** Records provided follows **
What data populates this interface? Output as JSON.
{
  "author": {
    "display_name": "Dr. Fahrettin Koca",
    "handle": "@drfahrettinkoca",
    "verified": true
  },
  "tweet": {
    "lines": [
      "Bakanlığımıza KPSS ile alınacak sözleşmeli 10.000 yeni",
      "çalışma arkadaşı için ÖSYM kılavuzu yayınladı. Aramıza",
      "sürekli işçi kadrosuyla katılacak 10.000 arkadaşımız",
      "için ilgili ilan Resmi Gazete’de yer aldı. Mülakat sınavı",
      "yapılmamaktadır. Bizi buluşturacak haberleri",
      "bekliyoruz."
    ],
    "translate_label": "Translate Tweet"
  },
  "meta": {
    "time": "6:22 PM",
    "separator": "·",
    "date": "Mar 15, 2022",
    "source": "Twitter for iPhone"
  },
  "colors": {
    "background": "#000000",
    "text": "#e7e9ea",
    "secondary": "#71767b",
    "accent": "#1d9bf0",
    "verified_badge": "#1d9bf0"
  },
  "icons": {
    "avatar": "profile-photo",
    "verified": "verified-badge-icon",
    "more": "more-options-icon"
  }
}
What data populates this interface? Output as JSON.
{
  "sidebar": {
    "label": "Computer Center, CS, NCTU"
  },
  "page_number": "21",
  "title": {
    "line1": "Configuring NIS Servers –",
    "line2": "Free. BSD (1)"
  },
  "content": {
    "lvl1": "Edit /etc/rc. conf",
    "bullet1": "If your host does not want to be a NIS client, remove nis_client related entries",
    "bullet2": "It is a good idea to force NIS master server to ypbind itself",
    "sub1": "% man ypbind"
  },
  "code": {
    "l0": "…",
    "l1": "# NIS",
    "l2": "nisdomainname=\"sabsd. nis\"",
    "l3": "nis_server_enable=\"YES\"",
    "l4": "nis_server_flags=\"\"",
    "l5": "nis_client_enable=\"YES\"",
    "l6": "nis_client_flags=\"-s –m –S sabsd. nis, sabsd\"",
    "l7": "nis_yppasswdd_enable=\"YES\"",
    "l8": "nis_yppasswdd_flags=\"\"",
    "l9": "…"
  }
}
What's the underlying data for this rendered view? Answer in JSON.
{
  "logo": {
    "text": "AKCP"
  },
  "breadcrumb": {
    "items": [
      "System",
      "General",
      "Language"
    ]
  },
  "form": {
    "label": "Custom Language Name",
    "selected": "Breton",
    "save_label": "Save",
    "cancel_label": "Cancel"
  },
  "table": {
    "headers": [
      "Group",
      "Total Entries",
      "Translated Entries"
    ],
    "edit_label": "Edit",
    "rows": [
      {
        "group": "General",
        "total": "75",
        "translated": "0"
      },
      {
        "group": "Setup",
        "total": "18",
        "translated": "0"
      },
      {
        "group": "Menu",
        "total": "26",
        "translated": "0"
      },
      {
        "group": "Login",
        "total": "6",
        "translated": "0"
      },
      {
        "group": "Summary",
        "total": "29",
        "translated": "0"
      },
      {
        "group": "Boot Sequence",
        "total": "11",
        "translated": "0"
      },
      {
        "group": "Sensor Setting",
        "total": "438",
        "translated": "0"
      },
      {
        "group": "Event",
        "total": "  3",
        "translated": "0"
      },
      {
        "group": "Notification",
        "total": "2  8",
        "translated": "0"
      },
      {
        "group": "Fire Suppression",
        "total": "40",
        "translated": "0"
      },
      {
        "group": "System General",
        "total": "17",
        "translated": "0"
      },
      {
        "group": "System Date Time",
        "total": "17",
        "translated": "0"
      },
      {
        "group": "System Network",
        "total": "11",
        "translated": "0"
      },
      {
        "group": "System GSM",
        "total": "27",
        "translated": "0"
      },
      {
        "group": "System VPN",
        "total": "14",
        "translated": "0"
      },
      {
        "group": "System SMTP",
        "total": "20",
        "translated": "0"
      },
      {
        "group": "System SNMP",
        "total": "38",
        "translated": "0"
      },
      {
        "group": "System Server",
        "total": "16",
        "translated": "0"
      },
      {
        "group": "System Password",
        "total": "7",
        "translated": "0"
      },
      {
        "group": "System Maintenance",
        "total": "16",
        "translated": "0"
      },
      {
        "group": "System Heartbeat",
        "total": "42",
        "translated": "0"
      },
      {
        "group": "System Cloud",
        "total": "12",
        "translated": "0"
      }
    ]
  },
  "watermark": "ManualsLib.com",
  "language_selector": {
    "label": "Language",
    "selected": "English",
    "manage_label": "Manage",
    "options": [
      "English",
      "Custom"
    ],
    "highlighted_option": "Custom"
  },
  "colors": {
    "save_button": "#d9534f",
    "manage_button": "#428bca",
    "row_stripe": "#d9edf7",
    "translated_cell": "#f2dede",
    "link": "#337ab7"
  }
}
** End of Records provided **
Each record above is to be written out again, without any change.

Response:
What data populates this interface? Output as JSON.
{
  "author": {
    "display_name": "Dr. Fahrettin Koca",
    "handle": "@drfahrettinkoca",
    "verified": true
  },
  "tweet": {
    "lines": [
      "Bakanlığımıza KPSS ile alınacak sözleşmeli 10.000 yeni",
      "çalışma arkadaşı için ÖSYM kılavuzu yayınladı. Aramıza",
      "sürekli işçi kadrosuyla katılacak 10.000 arkadaşımız",
      "için ilgili ilan Resmi Gazete’de yer aldı. Mülakat sınavı",
      "yapılmamaktadır. Bizi buluşturacak haberleri",
      "bekliyoruz."
    ],
    "translate_label": "Translate Tweet"
  },
  "meta": {
    "time": "6:22 PM",
    "separator": "·",
    "date": "Mar 15, 2022",
    "source": "Twitter for iPhone"
  },
  "colors": {
    "background": "#000000",
    "text": "#e7e9ea",
    "secondary": "#71767b",
    "accent": "#1d9bf0",
    "verified_badge": "#1d9bf0"
  },
  "icons": {
    "avatar": "profile-photo",
    "verified": "verified-badge-icon",
    "more": "more-options-icon"
  }
}
What data populates this interface? Output as JSON.
{
  "sidebar": {
    "label": "Computer Center, CS, NCTU"
  },
  "page_number": "21",
  "title": {
    "line1": "Configuring NIS Servers –",
    "line2": "Free. BSD (1)"
  },
  "content": {
    "lvl1": "Edit /etc/rc. conf",
    "bullet1": "If your host does not want to be a NIS client, remove nis_client related entries",
    "bullet2": "It is a good idea to force NIS master server to ypbind itself",
    "sub1": "% man ypbind"
  },
  "code": {
    "l0": "…",
    "l1": "# NIS",
    "l2": "nisdomainname=\"sabsd. nis\"",
    "l3": "nis_server_enable=\"YES\"",
    "l4": "nis_server_flags=\"\"",
    "l5": "nis_client_enable=\"YES\"",
    "l6": "nis_client_flags=\"-s –m –S sabsd. nis, sabsd\"",
    "l7": "nis_yppasswdd_enable=\"YES\"",
    "l8": "nis_yppasswdd_flags=\"\"",
    "l9": "…"
  }
}
What's the underlying data for this rendered view? Answer in JSON.
{
  "logo": {
    "text": "AKCP"
  },
  "breadcrumb": {
    "items": [
      "System",
      "General",
      "Language"
    ]
  },
  "form": {
    "label": "Custom Language Name",
    "selected": "Breton",
    "save_label": "Save",
    "cancel_label": "Cancel"
  },
  "table": {
    "headers": [
      "Group",
      "Total Entries",
      "Translated Entries"
    ],
    "edit_label": "Edit",
    "rows": [
      {
        "group": "General",
        "total": "75",
        "translated": "0"
      },
      {
        "group": "Setup",
        "total": "18",
        "translated": "0"
      },
      {
        "group": "Menu",
        "total": "26",
        "translated": "0"
      },
      {
        "group": "Login",
        "total": "6",
        "translated": "0"
      },
      {
        "group": "Summary",
        "total": "29",
        "translated": "0"
      },
      {
        "group": "Boot Sequence",
        "total": "11",
        "translated": "0"
      },
      {
        "group": "Sensor Setting",
        "total": "438",
        "translated": "0"
      },
      {
        "group": "Event",
        "total": "  3",
        "translated": "0"
      },
      {
        "group": "Notification",
        "total": "2  8",
        "translated": "0"
      },
      {
        "group": "Fire Suppression",
        "total": "40",
        "translated": "0"
      },
      {
        "group": "System General",
        "total": "17",
        "translated": "0"
      },
      {
        "group": "System Date Time",
        "total": "17",
        "translated": "0"
      },
      {
        "group": "System Network",
        "total": "11",
        "translated": "0"
      },
      {
        "group": "System GSM",
        "total": "27",
        "translated": "0"
      },
      {
        "group": "System VPN",
        "total": "14",
        "translated": "0"
      },
      {
        "group": "System SMTP",
        "total": "20",
        "translated": "0"
      },
      {
        "group": "System SNMP",
        "total": "38",
        "translated": "0"
      },
      {
        "group": "System Server",
        "total": "16",
        "translated": "0"
      },
      {
        "group": "System Password",
        "total": "7",
        "translated": "0"
      },
      {
        "group": "System Maintenance",
        "total": "16",
        "translated": "0"
      },
      {
        "group": "System Heartbeat",
        "total": "42",
        "translated": "0"
      },
      {
        "group": "System Cloud",
        "total": "12",
        "translated": "0"
      }
    ]
  },
  "watermark": "ManualsLib.com",
  "language_selector": {
    "label": "Language",
    "selected": "English",
    "manage_label": "Manage",
    "options": [
      "English",
      "Custom"
    ],
    "highlighted_option": "Custom"
  },
  "colors": {
    "save_button": "#d9534f",
    "manage_button": "#428bca",
    "row_stripe": "#d9edf7",
    "translated_cell": "#f2dede",
    "link": "#337ab7"
  }
}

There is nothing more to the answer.